[Dataset records]

▼▼▼

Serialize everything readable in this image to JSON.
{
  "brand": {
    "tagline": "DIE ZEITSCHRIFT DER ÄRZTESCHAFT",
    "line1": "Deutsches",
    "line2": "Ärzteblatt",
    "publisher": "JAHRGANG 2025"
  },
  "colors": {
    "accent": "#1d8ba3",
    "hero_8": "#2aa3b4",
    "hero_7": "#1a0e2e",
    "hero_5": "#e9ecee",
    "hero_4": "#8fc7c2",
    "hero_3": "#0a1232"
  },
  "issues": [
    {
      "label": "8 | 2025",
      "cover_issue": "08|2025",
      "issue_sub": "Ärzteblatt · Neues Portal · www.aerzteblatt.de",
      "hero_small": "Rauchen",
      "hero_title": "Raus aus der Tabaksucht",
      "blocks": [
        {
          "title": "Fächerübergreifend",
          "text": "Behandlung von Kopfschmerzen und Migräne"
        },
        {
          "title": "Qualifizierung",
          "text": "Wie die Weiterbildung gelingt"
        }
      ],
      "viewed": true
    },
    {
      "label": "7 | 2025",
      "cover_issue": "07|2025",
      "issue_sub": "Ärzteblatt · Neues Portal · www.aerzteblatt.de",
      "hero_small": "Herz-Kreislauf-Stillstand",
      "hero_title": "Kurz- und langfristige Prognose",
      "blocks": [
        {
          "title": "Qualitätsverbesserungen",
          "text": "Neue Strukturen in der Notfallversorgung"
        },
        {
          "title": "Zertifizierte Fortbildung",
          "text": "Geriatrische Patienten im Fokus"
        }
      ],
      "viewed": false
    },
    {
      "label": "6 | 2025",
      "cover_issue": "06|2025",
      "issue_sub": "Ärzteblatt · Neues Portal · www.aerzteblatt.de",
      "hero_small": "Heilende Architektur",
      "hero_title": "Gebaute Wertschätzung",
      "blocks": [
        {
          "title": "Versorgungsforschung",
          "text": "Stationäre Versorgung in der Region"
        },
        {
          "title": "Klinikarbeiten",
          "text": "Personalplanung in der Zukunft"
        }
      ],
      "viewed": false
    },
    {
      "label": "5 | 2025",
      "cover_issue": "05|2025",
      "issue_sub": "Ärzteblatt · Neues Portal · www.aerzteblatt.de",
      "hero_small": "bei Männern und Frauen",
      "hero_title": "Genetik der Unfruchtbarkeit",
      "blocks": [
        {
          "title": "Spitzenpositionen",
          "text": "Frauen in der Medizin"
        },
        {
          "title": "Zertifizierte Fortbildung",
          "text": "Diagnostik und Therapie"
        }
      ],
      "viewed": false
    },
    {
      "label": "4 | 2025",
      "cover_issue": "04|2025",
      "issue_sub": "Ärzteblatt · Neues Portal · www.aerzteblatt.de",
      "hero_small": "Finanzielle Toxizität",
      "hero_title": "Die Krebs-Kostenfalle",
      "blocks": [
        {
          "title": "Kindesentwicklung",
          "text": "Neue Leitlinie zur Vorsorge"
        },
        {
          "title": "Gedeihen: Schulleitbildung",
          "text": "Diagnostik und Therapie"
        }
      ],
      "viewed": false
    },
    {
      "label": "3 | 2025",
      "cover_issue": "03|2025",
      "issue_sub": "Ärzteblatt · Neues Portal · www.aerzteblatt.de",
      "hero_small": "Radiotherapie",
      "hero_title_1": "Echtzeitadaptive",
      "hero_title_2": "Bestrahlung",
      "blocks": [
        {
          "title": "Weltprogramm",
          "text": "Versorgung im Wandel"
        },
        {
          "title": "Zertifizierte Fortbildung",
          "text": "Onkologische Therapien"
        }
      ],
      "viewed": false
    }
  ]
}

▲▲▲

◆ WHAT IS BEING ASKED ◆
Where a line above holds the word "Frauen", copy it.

◆ SOLUTION FOR THIS TASK ◆
      "hero_small": "bei Männern und Frauen",
          "text": "Frauen in der Medizin"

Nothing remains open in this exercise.